BISMARCK — A group seeking to block the use of state funds to support the proposed Theodore Roosevelt Presidential Library won't meet its deadline to collect signatures, its leader said Wednesday, July 24.
Riley Kuntz, a Dickinson electrician who chairs the referral campaign's sponsoring committee, said the volunteer effort lacked enough people to gather the 13,452 signatures needed by midnight Thursday to put the question to voters. The group already missed one deadline this week to block a new open records exemption and has another week to muster support to roll back restrictions placed on the state auditor.
Kuntz said he was still hoping to gather enough signatures on the auditor restrictions, which have generated some friction between State Auditor Josh Gallion and the Legislature.
"I was initially feeling pretty good about all three," Kuntz said. "It's just how it goes."
Lawmakers this year signed off on a plan to create a $50 million endowment fund held by the state that would generate earnings to operate and maintain the presidential library. The legislation required $100 million in private donations to construct the facility.
The library is slated to be built in Medora, near the national park that bears Roosevelt's name.
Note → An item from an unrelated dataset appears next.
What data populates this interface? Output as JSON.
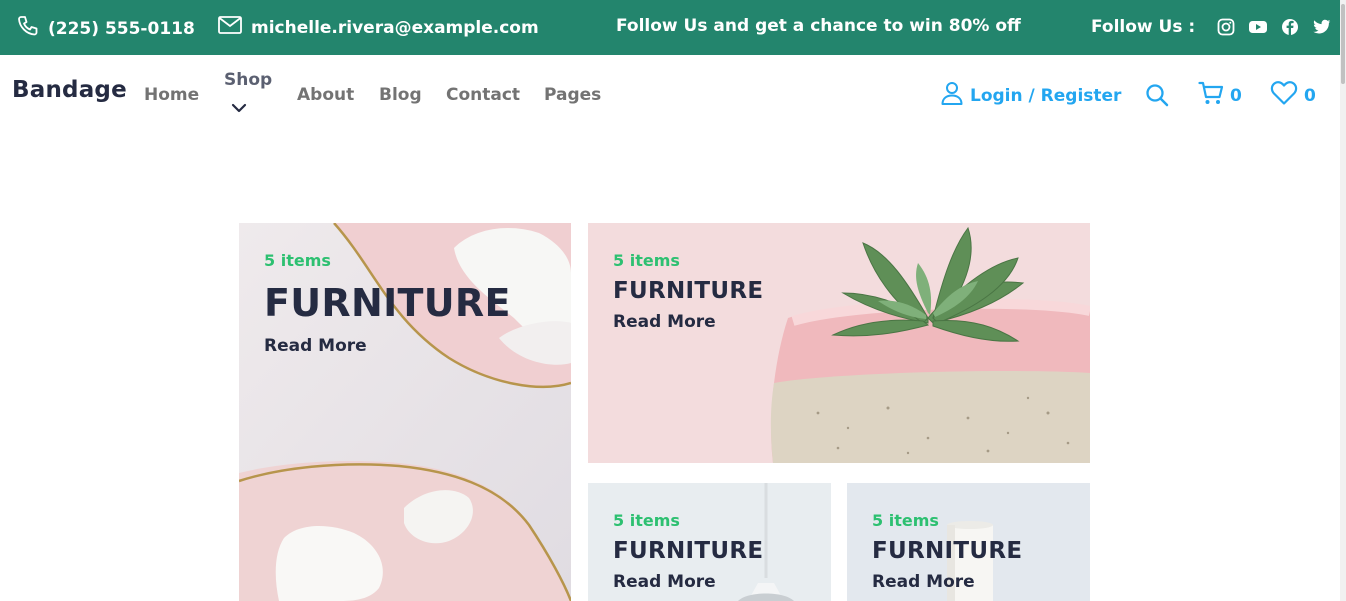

The New York native famously said he "never would have been president" if it wasn't for his experiences in the state's Badlands.
Kuntz contended the state has more pressing needs than the library.
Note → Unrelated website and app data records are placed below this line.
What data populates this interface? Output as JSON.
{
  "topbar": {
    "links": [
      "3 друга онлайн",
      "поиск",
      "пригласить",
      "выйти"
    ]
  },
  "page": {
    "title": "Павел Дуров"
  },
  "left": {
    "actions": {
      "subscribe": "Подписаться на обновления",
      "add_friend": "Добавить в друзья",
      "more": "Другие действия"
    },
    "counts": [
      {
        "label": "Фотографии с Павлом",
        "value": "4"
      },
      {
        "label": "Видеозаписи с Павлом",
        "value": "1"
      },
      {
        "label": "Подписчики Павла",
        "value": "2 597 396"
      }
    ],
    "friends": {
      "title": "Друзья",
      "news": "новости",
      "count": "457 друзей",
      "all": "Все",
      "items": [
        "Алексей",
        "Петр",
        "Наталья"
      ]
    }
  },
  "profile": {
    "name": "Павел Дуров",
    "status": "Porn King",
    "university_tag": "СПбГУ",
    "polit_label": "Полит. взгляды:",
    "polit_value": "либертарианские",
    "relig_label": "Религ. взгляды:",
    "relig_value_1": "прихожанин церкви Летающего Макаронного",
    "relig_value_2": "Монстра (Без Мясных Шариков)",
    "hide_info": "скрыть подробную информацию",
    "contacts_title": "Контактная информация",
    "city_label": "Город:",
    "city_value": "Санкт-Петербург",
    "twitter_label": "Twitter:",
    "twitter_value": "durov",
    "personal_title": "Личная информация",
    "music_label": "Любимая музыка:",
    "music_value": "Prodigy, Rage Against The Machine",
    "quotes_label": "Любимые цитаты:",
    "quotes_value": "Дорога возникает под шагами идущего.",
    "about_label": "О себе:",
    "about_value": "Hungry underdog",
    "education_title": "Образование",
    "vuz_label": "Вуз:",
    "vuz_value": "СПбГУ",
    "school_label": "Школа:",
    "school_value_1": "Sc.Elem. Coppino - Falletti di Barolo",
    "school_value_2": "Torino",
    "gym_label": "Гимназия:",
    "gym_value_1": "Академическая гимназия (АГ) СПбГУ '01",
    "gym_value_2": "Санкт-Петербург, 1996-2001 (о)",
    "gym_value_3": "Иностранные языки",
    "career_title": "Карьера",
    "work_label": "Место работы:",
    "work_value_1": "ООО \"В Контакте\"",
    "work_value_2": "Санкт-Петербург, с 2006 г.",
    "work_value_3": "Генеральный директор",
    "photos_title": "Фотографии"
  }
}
But Gov. Doug Burgum, who has championed the library as a way to boost tourism in the state, said Wednesday he wasn't surprised that Kuntz's group fell short because the library is a "really popular idea." He described the state endowment as an "incentive" to raise $100 million in private money.
"The benefit is going to be long-term in terms of economic diversification," Burgum said.